The slide above demonstrates that within every network designed to use Stage Two and Three activities, you must ensure that you are building a CLN that is going to use parallel, rather than serial, links between staff. In this way you ensure that if one connection fails due to a breakdown in relationships or absence, the network does not grind to a halt.
For example, Challenge Partners meetings included senior partners, the head teacher nominated to lead a hub of schools and the hub managers, as well as staff involved in the network. There were several advantages with this:
- If one could not make it then others more often than not, could.
- It ensured a strategic and pragmatic perspective from each hub.
- It ensured a coherent message.
- Over time a number of the project managers became heads of schools and in some cases leaders of hubs and their earlier role help them understand how Challenge Partners operated. Diary management was critical so early notice and not cancelling meetings unless it was unavoidable became a non-negotiable.
The roles we play in networks
In the early days of the development of Challenge Partners, we were fortunate to work with Professor Louise Stoll and her team from the Institute of Education, University College of London. Louise is recognised as a world expert in the field of school improvement and effectiveness. Among a number of themes, her research looked at the role that key staff play in the transfer of knowledge. The team’s findings highlighted the critical role that certain staff played, and identified this as staff catalyst. These staff were not only able to recognise quickly the value of knowledge they obtained from other staff but reform it if necessary in a way that could be shared with others. Then crucially they had the energy and determination to ensure the knowledge was transferred effectively. They acted as a catalyst.
In our work, I have used this role and two others to assist in the way we regard the roles we play in CLNs. Alongside catalyst, I have identified the roles of blocker and filter. In the blocker role, we stop information from traveling further. In the filter role, we reject some knowledge and accept other whilst the catalyst filters and engages with appropriate knowledge as in the slide above. All three roles are important. What distinguishes the effective networker is an ability to utilise the correct role when presented with knowledge or skills. Rather like the concept of selective attention, outstanding practitioners attend to small areas of knowledge, know what they are looking for and how to use it effectively.
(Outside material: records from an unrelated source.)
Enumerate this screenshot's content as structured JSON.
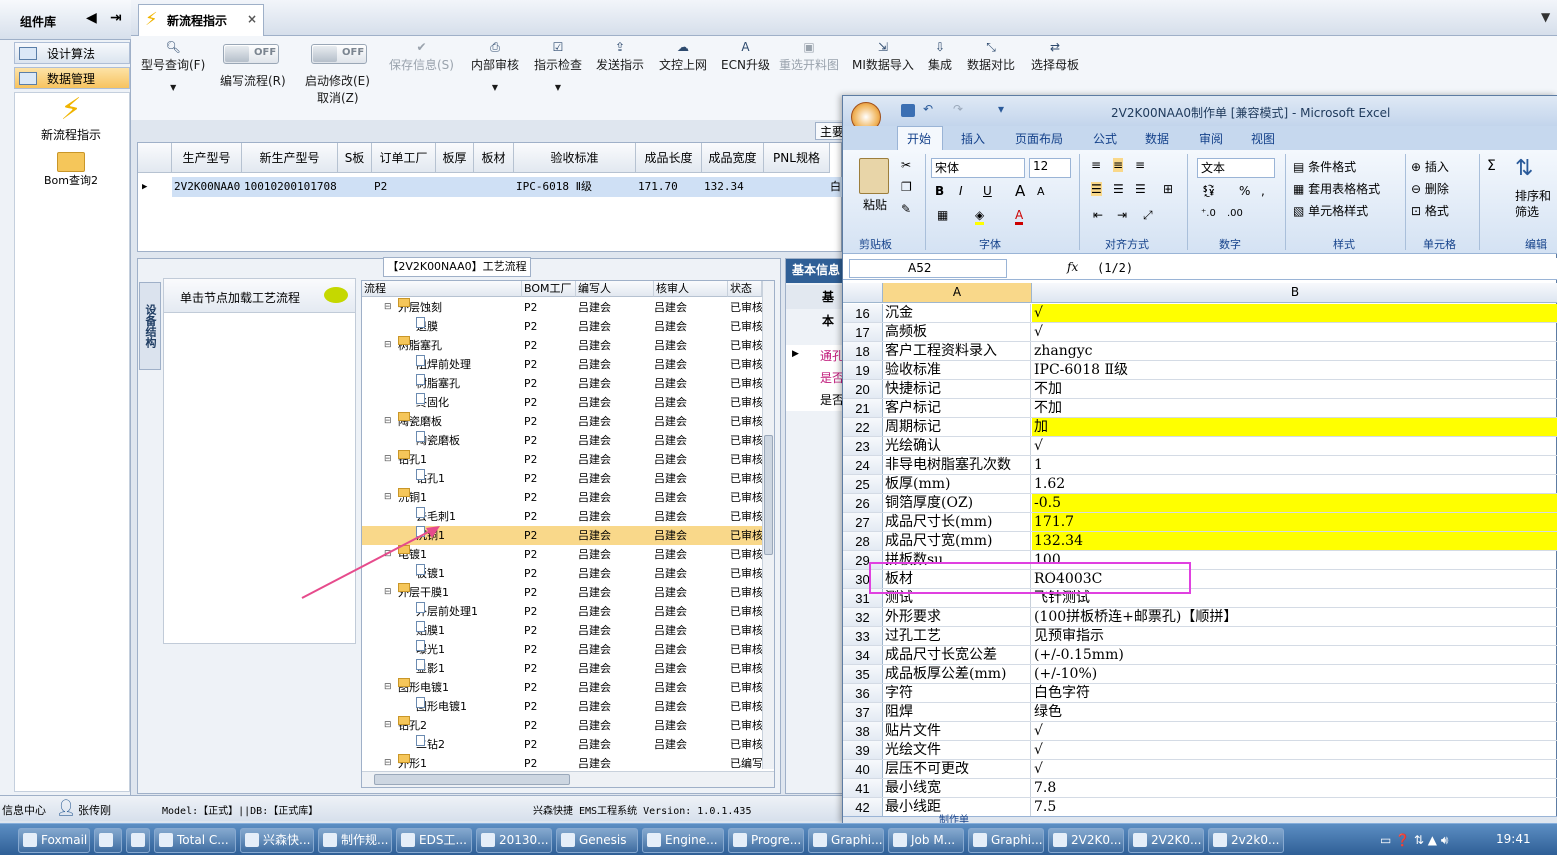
{
  "left_panel": {
    "title": "组件库",
    "items": [
      {
        "label": "设计算法"
      },
      {
        "label": "数据管理"
      }
    ],
    "big_items": [
      {
        "label": "新流程指示"
      },
      {
        "label": "Bom查询2"
      }
    ]
  },
  "tab": {
    "label": "新流程指示",
    "close": "×"
  },
  "toolbar": {
    "model_query": "型号查询(F)",
    "edit_flow": "编写流程(R)",
    "toggle_off": "OFF",
    "start_modify": "启动修改(E)",
    "cancel": "取消(Z)",
    "save": "保存信息(S)",
    "internal_review": "内部审核",
    "check": "指示检查",
    "send": "发送指示",
    "upload": "文控上网",
    "ecn": "ECN升级",
    "reselect": "重选开料图",
    "mi_import": "MI数据导入",
    "integrate": "集成",
    "compare": "数据对比",
    "mother_board": "选择母板"
  },
  "grid": {
    "partial_tab": "主要",
    "headers": [
      "生产型号",
      "新生产型号",
      "S板",
      "订单工厂",
      "板厚",
      "板材",
      "验收标准",
      "成品长度",
      "成品宽度",
      "PNL规格"
    ],
    "row": [
      "2V2K00NAA0",
      "10010200101708",
      "",
      "P2",
      "",
      "",
      "IPC-6018 Ⅱ级",
      "171.70",
      "132.34",
      "",
      "白"
    ]
  },
  "process": {
    "title": "【2V2K00NAA0】工艺流程",
    "side_tab": "设备结构",
    "click_hint": "单击节点加载工艺流程",
    "headers": [
      "流程",
      "BOM工厂",
      "编写人",
      "核审人",
      "状态"
    ],
    "rows": [
      {
        "level": 0,
        "name": "外层蚀刻",
        "bom": "P2",
        "writer": "吕建会",
        "reviewer": "吕建会",
        "status": "已审核"
      },
      {
        "level": 1,
        "name": "退膜",
        "bom": "P2",
        "writer": "吕建会",
        "reviewer": "吕建会",
        "status": "已审核"
      },
      {
        "level": 0,
        "name": "树脂塞孔",
        "bom": "P2",
        "writer": "吕建会",
        "reviewer": "吕建会",
        "status": "已审核"
      },
      {
        "level": 1,
        "name": "阻焊前处理",
        "bom": "P2",
        "writer": "吕建会",
        "reviewer": "吕建会",
        "status": "已审核"
      },
      {
        "level": 1,
        "name": "树脂塞孔",
        "bom": "P2",
        "writer": "吕建会",
        "reviewer": "吕建会",
        "status": "已审核"
      },
      {
        "level": 1,
        "name": "终固化",
        "bom": "P2",
        "writer": "吕建会",
        "reviewer": "吕建会",
        "status": "已审核"
      },
      {
        "level": 0,
        "name": "陶瓷磨板",
        "bom": "P2",
        "writer": "吕建会",
        "reviewer": "吕建会",
        "status": "已审核"
      },
      {
        "level": 1,
        "name": "陶瓷磨板",
        "bom": "P2",
        "writer": "吕建会",
        "reviewer": "吕建会",
        "status": "已审核"
      },
      {
        "level": 0,
        "name": "钻孔1",
        "bom": "P2",
        "writer": "吕建会",
        "reviewer": "吕建会",
        "status": "已审核"
      },
      {
        "level": 1,
        "name": "钻孔1",
        "bom": "P2",
        "writer": "吕建会",
        "reviewer": "吕建会",
        "status": "已审核"
      },
      {
        "level": 0,
        "name": "沉铜1",
        "bom": "P2",
        "writer": "吕建会",
        "reviewer": "吕建会",
        "status": "已审核"
      },
      {
        "level": 1,
        "name": "去毛刺1",
        "bom": "P2",
        "writer": "吕建会",
        "reviewer": "吕建会",
        "status": "已审核"
      },
      {
        "level": 1,
        "name": "沉铜1",
        "bom": "P2",
        "writer": "吕建会",
        "reviewer": "吕建会",
        "status": "已审核",
        "selected": true
      },
      {
        "level": 0,
        "name": "电镀1",
        "bom": "P2",
        "writer": "吕建会",
        "reviewer": "吕建会",
        "status": "已审核"
      },
      {
        "level": 1,
        "name": "板镀1",
        "bom": "P2",
        "writer": "吕建会",
        "reviewer": "吕建会",
        "status": "已审核"
      },
      {
        "level": 0,
        "name": "外层干膜1",
        "bom": "P2",
        "writer": "吕建会",
        "reviewer": "吕建会",
        "status": "已审核"
      },
      {
        "level": 1,
        "name": "外层前处理1",
        "bom": "P2",
        "writer": "吕建会",
        "reviewer": "吕建会",
        "status": "已审核"
      },
      {
        "level": 1,
        "name": "贴膜1",
        "bom": "P2",
        "writer": "吕建会",
        "reviewer": "吕建会",
        "status": "已审核"
      },
      {
        "level": 1,
        "name": "曝光1",
        "bom": "P2",
        "writer": "吕建会",
        "reviewer": "吕建会",
        "status": "已审核"
      },
      {
        "level": 1,
        "name": "显影1",
        "bom": "P2",
        "writer": "吕建会",
        "reviewer": "吕建会",
        "status": "已审核"
      },
      {
        "level": 0,
        "name": "图形电镀1",
        "bom": "P2",
        "writer": "吕建会",
        "reviewer": "吕建会",
        "status": "已审核"
      },
      {
        "level": 1,
        "name": "图形电镀1",
        "bom": "P2",
        "writer": "吕建会",
        "reviewer": "吕建会",
        "status": "已审核"
      },
      {
        "level": 0,
        "name": "钻孔2",
        "bom": "P2",
        "writer": "吕建会",
        "reviewer": "吕建会",
        "status": "已审核"
      },
      {
        "level": 1,
        "name": "二钻2",
        "bom": "P2",
        "writer": "吕建会",
        "reviewer": "吕建会",
        "status": "已审核"
      },
      {
        "level": 0,
        "name": "外形1",
        "bom": "P2",
        "writer": "吕建会",
        "reviewer": "",
        "status": "已编写"
      }
    ]
  },
  "basic": {
    "title": "基本信息",
    "sub": "基本",
    "rows": [
      "通孔",
      "是否",
      "是否"
    ]
  },
  "status_bar": {
    "center": "信息中心",
    "user": "张传刚",
    "model": "Model:【正式】||DB:【正式库】",
    "system": "兴森快捷 EMS工程系统 Version: 1.0.1.435"
  },
  "excel": {
    "title": "2V2K00NAA0制作单 [兼容模式] - Microsoft Excel",
    "tabs": [
      "开始",
      "插入",
      "页面布局",
      "公式",
      "数据",
      "审阅",
      "视图"
    ],
    "clipboard": {
      "paste": "粘贴",
      "label": "剪贴板"
    },
    "font": {
      "name": "宋体",
      "size": "12",
      "label": "字体"
    },
    "align_label": "对齐方式",
    "number": {
      "format": "文本",
      "label": "数字"
    },
    "styles": {
      "cond": "条件格式",
      "table": "套用表格格式",
      "cell": "单元格样式",
      "label": "样式"
    },
    "cells": {
      "insert": "插入",
      "delete": "删除",
      "format": "格式",
      "label": "单元格"
    },
    "edit": {
      "sort": "排序和筛选",
      "label": "编辑"
    },
    "name_box": "A52",
    "fx": "fx",
    "formula": "(1/2)",
    "col_a": "A",
    "col_b": "B",
    "sheet_tab": "制作单",
    "rows": [
      {
        "n": "16",
        "a": "沉金",
        "b": "√",
        "y": true
      },
      {
        "n": "17",
        "a": "高频板",
        "b": "√",
        "y": false
      },
      {
        "n": "18",
        "a": "客户工程资料录入",
        "b": "zhangyc",
        "y": false
      },
      {
        "n": "19",
        "a": "验收标准",
        "b": "IPC-6018 Ⅱ级",
        "y": false
      },
      {
        "n": "20",
        "a": "快捷标记",
        "b": "不加",
        "y": false
      },
      {
        "n": "21",
        "a": "客户标记",
        "b": "不加",
        "y": false
      },
      {
        "n": "22",
        "a": "周期标记",
        "b": "加",
        "y": true
      },
      {
        "n": "23",
        "a": "光绘确认",
        "b": "√",
        "y": false
      },
      {
        "n": "24",
        "a": "非导电树脂塞孔次数",
        "b": "1",
        "y": false
      },
      {
        "n": "25",
        "a": "板厚(mm)",
        "b": "1.62",
        "y": false
      },
      {
        "n": "26",
        "a": "铜箔厚度(OZ)",
        "b": "-0.5",
        "y": true
      },
      {
        "n": "27",
        "a": "成品尺寸长(mm)",
        "b": "171.7",
        "y": true
      },
      {
        "n": "28",
        "a": "成品尺寸宽(mm)",
        "b": "132.34",
        "y": true
      },
      {
        "n": "29",
        "a": "拼板数su",
        "b": "100",
        "y": false
      },
      {
        "n": "30",
        "a": "板材",
        "b": "RO4003C",
        "y": false
      },
      {
        "n": "31",
        "a": "测试",
        "b": "飞针测试",
        "y": false
      },
      {
        "n": "32",
        "a": "外形要求",
        "b": "(100拼板桥连+邮票孔)【顺拼】",
        "y": false
      },
      {
        "n": "33",
        "a": "过孔工艺",
        "b": "见预审指示",
        "y": false
      },
      {
        "n": "34",
        "a": "成品尺寸长宽公差",
        "b": "(+/-0.15mm)",
        "y": false
      },
      {
        "n": "35",
        "a": "成品板厚公差(mm)",
        "b": "(+/-10%)",
        "y": false
      },
      {
        "n": "36",
        "a": "字符",
        "b": "白色字符",
        "y": false
      },
      {
        "n": "37",
        "a": "阻焊",
        "b": "绿色",
        "y": false
      },
      {
        "n": "38",
        "a": "贴片文件",
        "b": "√",
        "y": false
      },
      {
        "n": "39",
        "a": "光绘文件",
        "b": "√",
        "y": false
      },
      {
        "n": "40",
        "a": "层压不可更改",
        "b": "√",
        "y": false
      },
      {
        "n": "41",
        "a": "最小线宽",
        "b": "7.8",
        "y": false
      },
      {
        "n": "42",
        "a": "最小线距",
        "b": "7.5",
        "y": false
      }
    ]
  },
  "taskbar": {
    "items": [
      "Foxmail",
      "",
      "",
      "Total C...",
      "兴森快...",
      "制作规...",
      "EDS工...",
      "20130...",
      "Genesis",
      "Engine...",
      "Progre...",
      "Graphi...",
      "Job M...",
      "Graphi...",
      "2V2K0...",
      "2V2K0...",
      "2v2k0..."
    ],
    "clock": "19:41"
  },
  "colors": {
    "accent": "#2f5f96",
    "highlight": "#ffff00",
    "selected_row": "#f9d88a",
    "annotation": "#e64b8c"
  }
}
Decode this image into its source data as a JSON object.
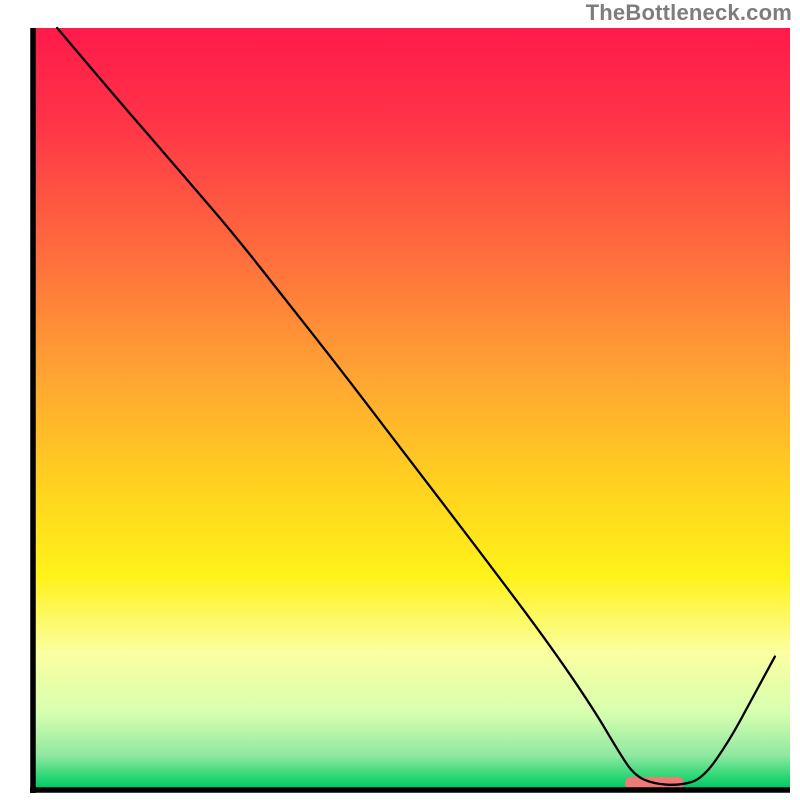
{
  "watermark": "TheBottleneck.com",
  "chart_data": {
    "type": "line",
    "title": "",
    "xlabel": "",
    "ylabel": "",
    "xlim": [
      0,
      100
    ],
    "ylim": [
      0,
      100
    ],
    "background_gradient": {
      "stops": [
        {
          "offset": 0.0,
          "color": "#ff1a4b"
        },
        {
          "offset": 0.12,
          "color": "#ff3347"
        },
        {
          "offset": 0.3,
          "color": "#ff6e3d"
        },
        {
          "offset": 0.45,
          "color": "#ffa233"
        },
        {
          "offset": 0.6,
          "color": "#ffd21f"
        },
        {
          "offset": 0.72,
          "color": "#fff21a"
        },
        {
          "offset": 0.82,
          "color": "#fbffa0"
        },
        {
          "offset": 0.9,
          "color": "#d6ffb0"
        },
        {
          "offset": 0.955,
          "color": "#8fe8a0"
        },
        {
          "offset": 0.985,
          "color": "#22d56f"
        },
        {
          "offset": 1.0,
          "color": "#00c465"
        }
      ]
    },
    "series": [
      {
        "name": "bottleneck-curve",
        "stroke": "#000000",
        "stroke_width": 2.3,
        "x": [
          3.2,
          10.0,
          20.0,
          26.5,
          33.0,
          40.0,
          50.0,
          60.0,
          68.0,
          74.0,
          77.5,
          79.5,
          82.0,
          85.5,
          88.5,
          92.0,
          95.0,
          98.0
        ],
        "y": [
          100.0,
          92.0,
          80.5,
          73.0,
          64.8,
          56.0,
          43.0,
          30.0,
          19.4,
          10.7,
          4.8,
          1.9,
          0.8,
          0.6,
          1.5,
          6.5,
          12.0,
          17.5
        ]
      }
    ],
    "accent_segment": {
      "name": "optimal-zone",
      "fill": "#ef7a78",
      "x_start": 78.2,
      "x_end": 86.0,
      "y_center": 0.9,
      "thickness": 1.6
    },
    "frame": {
      "left_x": 3.2,
      "right_x": 99.0,
      "top_y": 100.0,
      "bottom_y": 0.0,
      "stroke": "#000000",
      "stroke_width": 5.5
    }
  }
}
Others, however, behave on a continuum which ranges from blocking it all, to trying to learn it all. The result is the same – an inconsistent impact on their development.
With the above in mind, and using the analogy of the Christmas lights, my advice, if you are a teacher or a school leader is to:
- Check that all your chains of lights/Collaborative Learning Networks are connected to the motherboard/Collaborative Learning Community.
- Ensure they have enough power/time and resources/Organisational Capital to work.
- Check each chain of lights/CLN of students or teachers to ensure that it also has enough power/time and resources/Organisational Capital.
- Make sure that each chain of lights is linked in parallel rather than serial order/you are not too dependent on the relationship between two students or staff.
- Check that all of the lights are screwed in correctly/relationships are brokered and that they can carry out the three different functions of block,filter and catalyst in the appropriate time.
Then you can stand back and wonder at the marvel of hundreds of shining stars empowering students with the wisdom of the education community. However, don’t rest on your laurels, start looking for more of the brightest lights, catalysts and new chains in CLCs so that next year your light show will outshine even Danny DeVito’s.